Throughout the records below, find each line holding "this" and copy it.

Element data from apps and pages
★ ★ ★ ★
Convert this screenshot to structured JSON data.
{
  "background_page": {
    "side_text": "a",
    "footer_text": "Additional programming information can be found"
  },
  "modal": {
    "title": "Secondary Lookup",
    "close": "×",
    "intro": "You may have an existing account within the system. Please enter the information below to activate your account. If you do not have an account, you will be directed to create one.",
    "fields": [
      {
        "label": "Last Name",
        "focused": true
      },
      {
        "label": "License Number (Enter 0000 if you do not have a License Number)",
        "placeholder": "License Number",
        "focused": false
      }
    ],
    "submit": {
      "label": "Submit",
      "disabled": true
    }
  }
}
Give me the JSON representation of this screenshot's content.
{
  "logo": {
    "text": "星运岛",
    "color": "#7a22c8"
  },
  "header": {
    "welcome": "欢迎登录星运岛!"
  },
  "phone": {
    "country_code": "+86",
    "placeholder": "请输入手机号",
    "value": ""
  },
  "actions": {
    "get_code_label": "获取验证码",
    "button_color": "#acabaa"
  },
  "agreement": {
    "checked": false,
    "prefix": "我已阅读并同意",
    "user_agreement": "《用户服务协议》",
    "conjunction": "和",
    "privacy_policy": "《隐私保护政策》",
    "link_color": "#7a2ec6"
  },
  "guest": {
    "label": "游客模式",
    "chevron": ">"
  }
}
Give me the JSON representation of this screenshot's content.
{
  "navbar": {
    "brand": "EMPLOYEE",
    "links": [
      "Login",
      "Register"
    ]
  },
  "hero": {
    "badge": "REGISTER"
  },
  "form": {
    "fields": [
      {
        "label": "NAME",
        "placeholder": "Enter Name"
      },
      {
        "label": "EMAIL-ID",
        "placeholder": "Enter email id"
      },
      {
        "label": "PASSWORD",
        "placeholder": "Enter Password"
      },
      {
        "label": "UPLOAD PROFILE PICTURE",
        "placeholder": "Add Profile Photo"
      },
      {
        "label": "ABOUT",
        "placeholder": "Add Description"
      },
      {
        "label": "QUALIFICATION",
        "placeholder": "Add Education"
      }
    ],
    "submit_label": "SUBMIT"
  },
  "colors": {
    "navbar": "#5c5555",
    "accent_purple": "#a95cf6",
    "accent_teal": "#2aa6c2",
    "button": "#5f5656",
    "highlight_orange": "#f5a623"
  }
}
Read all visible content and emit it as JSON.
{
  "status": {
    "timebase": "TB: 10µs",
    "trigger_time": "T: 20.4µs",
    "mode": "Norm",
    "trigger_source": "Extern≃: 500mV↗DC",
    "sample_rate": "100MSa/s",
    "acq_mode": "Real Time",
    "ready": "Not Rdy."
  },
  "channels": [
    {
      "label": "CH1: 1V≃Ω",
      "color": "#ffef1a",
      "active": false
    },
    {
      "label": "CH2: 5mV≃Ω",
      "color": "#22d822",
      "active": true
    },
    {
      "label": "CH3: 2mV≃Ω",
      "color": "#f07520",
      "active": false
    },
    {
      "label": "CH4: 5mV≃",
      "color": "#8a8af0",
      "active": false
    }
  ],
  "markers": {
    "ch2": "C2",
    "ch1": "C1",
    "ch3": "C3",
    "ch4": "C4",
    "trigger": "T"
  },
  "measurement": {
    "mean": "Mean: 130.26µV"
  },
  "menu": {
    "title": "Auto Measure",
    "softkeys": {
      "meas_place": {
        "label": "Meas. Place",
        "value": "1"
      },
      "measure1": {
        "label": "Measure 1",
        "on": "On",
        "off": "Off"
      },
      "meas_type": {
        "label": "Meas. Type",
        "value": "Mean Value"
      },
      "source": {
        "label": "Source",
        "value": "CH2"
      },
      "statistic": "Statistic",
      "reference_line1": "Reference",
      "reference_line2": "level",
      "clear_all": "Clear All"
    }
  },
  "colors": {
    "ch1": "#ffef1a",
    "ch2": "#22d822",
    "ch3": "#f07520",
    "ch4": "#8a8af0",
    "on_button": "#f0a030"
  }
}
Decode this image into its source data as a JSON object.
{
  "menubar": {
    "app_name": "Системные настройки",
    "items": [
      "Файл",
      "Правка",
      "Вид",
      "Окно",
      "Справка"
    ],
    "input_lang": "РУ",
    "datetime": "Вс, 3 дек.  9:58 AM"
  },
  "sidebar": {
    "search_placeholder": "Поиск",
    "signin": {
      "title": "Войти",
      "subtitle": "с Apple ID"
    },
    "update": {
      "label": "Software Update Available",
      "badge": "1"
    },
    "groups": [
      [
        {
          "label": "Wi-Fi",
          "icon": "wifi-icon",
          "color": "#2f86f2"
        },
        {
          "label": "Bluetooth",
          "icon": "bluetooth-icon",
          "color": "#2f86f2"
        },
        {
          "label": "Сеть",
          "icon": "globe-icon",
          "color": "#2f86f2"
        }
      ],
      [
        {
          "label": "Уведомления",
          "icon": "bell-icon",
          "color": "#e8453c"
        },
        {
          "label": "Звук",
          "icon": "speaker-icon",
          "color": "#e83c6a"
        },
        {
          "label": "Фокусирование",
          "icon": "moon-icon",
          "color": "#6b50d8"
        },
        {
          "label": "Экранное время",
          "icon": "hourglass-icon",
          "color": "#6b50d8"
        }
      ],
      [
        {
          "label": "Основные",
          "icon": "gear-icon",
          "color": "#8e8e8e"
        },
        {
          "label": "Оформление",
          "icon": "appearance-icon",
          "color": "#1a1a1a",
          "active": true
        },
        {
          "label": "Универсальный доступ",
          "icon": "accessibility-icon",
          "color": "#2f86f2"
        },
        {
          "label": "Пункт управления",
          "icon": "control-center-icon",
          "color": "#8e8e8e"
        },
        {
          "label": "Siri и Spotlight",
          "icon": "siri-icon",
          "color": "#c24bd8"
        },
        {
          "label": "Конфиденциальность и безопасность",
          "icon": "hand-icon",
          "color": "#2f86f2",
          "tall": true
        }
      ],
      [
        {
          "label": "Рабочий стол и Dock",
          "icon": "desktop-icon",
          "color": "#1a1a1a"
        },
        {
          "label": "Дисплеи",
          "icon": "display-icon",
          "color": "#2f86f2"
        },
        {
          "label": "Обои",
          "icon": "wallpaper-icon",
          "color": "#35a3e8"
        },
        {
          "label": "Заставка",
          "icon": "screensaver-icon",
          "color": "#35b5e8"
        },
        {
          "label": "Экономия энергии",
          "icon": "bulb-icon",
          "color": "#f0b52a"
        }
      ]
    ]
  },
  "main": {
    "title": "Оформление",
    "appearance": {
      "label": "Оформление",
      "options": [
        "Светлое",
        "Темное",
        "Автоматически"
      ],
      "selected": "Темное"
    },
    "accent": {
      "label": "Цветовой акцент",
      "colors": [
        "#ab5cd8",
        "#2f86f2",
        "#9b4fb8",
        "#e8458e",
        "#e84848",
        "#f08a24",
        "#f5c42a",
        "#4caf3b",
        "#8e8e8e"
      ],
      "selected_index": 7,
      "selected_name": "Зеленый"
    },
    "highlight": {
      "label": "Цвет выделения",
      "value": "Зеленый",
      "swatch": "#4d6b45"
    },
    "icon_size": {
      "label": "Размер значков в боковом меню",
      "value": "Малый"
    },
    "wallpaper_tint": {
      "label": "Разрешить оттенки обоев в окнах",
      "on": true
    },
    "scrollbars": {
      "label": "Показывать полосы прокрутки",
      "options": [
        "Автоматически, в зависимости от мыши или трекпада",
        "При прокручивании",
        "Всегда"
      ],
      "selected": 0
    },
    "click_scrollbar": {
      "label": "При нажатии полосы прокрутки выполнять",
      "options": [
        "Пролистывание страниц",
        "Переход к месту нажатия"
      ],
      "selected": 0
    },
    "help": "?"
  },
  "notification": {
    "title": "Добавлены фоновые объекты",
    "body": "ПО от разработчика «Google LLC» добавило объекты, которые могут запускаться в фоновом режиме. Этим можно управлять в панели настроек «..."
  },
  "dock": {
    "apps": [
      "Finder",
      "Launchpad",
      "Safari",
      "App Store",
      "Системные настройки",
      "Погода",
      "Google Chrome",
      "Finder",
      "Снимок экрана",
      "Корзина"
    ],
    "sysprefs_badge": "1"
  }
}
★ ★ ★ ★
= YOUR RESPONSE =
Convert this screenshot to structured JSON data.
Give me the JSON representation of this screenshot's content.
Give me the JSON representation of this screenshot's content.
Decode this image into its source data as a JSON object.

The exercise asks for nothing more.